AVAILABLE RECORDS:
================================

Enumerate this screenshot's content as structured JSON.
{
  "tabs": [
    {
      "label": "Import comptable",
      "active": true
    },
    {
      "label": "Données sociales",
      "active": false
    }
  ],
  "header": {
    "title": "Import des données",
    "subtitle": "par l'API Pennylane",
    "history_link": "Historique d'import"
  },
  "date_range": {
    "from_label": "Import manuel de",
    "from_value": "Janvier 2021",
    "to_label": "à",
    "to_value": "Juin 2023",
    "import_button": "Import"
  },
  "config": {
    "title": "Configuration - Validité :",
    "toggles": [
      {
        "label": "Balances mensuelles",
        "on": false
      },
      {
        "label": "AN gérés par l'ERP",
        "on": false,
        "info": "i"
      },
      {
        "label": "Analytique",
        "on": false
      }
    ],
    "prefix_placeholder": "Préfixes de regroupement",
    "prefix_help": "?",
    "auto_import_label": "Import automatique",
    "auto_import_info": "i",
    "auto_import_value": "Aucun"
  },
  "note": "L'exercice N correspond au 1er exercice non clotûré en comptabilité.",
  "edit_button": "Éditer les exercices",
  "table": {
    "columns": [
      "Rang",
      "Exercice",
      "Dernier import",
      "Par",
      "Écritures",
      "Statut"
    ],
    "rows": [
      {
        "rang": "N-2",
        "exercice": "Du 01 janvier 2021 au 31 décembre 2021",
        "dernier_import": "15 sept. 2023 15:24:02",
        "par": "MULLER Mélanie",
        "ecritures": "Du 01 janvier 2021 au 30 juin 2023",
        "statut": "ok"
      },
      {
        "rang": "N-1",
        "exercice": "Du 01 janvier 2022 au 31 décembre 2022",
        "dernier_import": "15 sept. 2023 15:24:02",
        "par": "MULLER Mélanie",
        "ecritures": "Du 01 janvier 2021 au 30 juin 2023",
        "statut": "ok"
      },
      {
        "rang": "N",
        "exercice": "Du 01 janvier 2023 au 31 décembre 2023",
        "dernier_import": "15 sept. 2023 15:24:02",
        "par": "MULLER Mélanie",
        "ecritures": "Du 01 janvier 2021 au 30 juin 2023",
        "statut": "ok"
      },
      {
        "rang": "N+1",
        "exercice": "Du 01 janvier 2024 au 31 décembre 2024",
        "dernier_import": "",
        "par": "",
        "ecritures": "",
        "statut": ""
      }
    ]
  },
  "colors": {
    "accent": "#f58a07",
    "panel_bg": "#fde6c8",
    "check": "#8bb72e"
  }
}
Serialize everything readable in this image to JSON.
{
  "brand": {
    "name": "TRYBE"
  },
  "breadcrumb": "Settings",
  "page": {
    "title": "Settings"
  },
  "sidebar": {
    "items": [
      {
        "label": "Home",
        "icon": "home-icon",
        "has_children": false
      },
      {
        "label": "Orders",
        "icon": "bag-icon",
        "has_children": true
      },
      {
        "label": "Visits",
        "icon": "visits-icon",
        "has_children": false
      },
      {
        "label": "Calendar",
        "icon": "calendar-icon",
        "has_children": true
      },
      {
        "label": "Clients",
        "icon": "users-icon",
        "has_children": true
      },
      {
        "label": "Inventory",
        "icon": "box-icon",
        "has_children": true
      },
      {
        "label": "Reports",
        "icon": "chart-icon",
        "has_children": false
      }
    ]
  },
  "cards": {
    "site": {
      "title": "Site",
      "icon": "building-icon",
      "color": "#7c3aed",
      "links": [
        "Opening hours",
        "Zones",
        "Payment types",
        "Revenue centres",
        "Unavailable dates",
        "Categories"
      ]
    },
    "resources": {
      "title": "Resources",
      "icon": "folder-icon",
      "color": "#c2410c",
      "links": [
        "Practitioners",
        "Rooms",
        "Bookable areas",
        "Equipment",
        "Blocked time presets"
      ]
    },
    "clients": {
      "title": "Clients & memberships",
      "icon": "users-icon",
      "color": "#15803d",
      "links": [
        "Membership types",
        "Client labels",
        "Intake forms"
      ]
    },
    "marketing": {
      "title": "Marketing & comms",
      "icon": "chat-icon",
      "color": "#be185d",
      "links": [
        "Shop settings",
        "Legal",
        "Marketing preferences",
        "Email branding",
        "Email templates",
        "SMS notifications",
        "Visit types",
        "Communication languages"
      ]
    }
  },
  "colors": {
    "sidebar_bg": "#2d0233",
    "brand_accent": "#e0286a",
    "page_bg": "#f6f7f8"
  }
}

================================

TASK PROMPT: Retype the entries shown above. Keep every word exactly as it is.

WRITTEN RESPONSE:
Enumerate this screenshot's content as structured JSON.
{
  "tabs": [
    {
      "label": "Import comptable",
      "active": true
    },
    {
      "label": "Données sociales",
      "active": false
    }
  ],
  "header": {
    "title": "Import des données",
    "subtitle": "par l'API Pennylane",
    "history_link": "Historique d'import"
  },
  "date_range": {
    "from_label": "Import manuel de",
    "from_value": "Janvier 2021",
    "to_label": "à",
    "to_value": "Juin 2023",
    "import_button": "Import"
  },
  "config": {
    "title": "Configuration - Validité :",
    "toggles": [
      {
        "label": "Balances mensuelles",
        "on": false
      },
      {
        "label": "AN gérés par l'ERP",
        "on": false,
        "info": "i"
      },
      {
        "label": "Analytique",
        "on": false
      }
    ],
    "prefix_placeholder": "Préfixes de regroupement",
    "prefix_help": "?",
    "auto_import_label": "Import automatique",
    "auto_import_info": "i",
    "auto_import_value": "Aucun"
  },
  "note": "L'exercice N correspond au 1er exercice non clotûré en comptabilité.",
  "edit_button": "Éditer les exercices",
  "table": {
    "columns": [
      "Rang",
      "Exercice",
      "Dernier import",
      "Par",
      "Écritures",
      "Statut"
    ],
    "rows": [
      {
        "rang": "N-2",
        "exercice": "Du 01 janvier 2021 au 31 décembre 2021",
        "dernier_import": "15 sept. 2023 15:24:02",
        "par": "MULLER Mélanie",
        "ecritures": "Du 01 janvier 2021 au 30 juin 2023",
        "statut": "ok"
      },
      {
        "rang": "N-1",
        "exercice": "Du 01 janvier 2022 au 31 décembre 2022",
        "dernier_import": "15 sept. 2023 15:24:02",
        "par": "MULLER Mélanie",
        "ecritures": "Du 01 janvier 2021 au 30 juin 2023",
        "statut": "ok"
      },
      {
        "rang": "N",
        "exercice": "Du 01 janvier 2023 au 31 décembre 2023",
        "dernier_import": "15 sept. 2023 15:24:02",
        "par": "MULLER Mélanie",
        "ecritures": "Du 01 janvier 2021 au 30 juin 2023",
        "statut": "ok"
      },
      {
        "rang": "N+1",
        "exercice": "Du 01 janvier 2024 au 31 décembre 2024",
        "dernier_import": "",
        "par": "",
        "ecritures": "",
        "statut": ""
      }
    ]
  },
  "colors": {
    "accent": "#f58a07",
    "panel_bg": "#fde6c8",
    "check": "#8bb72e"
  }
}
Serialize everything readable in this image to JSON.
{
  "brand": {
    "name": "TRYBE"
  },
  "breadcrumb": "Settings",
  "page": {
    "title": "Settings"
  },
  "sidebar": {
    "items": [
      {
        "label": "Home",
        "icon": "home-icon",
        "has_children": false
      },
      {
        "label": "Orders",
        "icon": "bag-icon",
        "has_children": true
      },
      {
        "label": "Visits",
        "icon": "visits-icon",
        "has_children": false
      },
      {
        "label": "Calendar",
        "icon": "calendar-icon",
        "has_children": true
      },
      {
        "label": "Clients",
        "icon": "users-icon",
        "has_children": true
      },
      {
        "label": "Inventory",
        "icon": "box-icon",
        "has_children": true
      },
      {
        "label": "Reports",
        "icon": "chart-icon",
        "has_children": false
      }
    ]
  },
  "cards": {
    "site": {
      "title": "Site",
      "icon": "building-icon",
      "color": "#7c3aed",
      "links": [
        "Opening hours",
        "Zones",
        "Payment types",
        "Revenue centres",
        "Unavailable dates",
        "Categories"
      ]
    },
    "resources": {
      "title": "Resources",
      "icon": "folder-icon",
      "color": "#c2410c",
      "links": [
        "Practitioners",
        "Rooms",
        "Bookable areas",
        "Equipment",
        "Blocked time presets"
      ]
    },
    "clients": {
      "title": "Clients & memberships",
      "icon": "users-icon",
      "color": "#15803d",
      "links": [
        "Membership types",
        "Client labels",
        "Intake forms"
      ]
    },
    "marketing": {
      "title": "Marketing & comms",
      "icon": "chat-icon",
      "color": "#be185d",
      "links": [
        "Shop settings",
        "Legal",
        "Marketing preferences",
        "Email branding",
        "Email templates",
        "SMS notifications",
        "Visit types",
        "Communication languages"
      ]
    }
  },
  "colors": {
    "sidebar_bg": "#2d0233",
    "brand_accent": "#e0286a",
    "page_bg": "#f6f7f8"
  }
}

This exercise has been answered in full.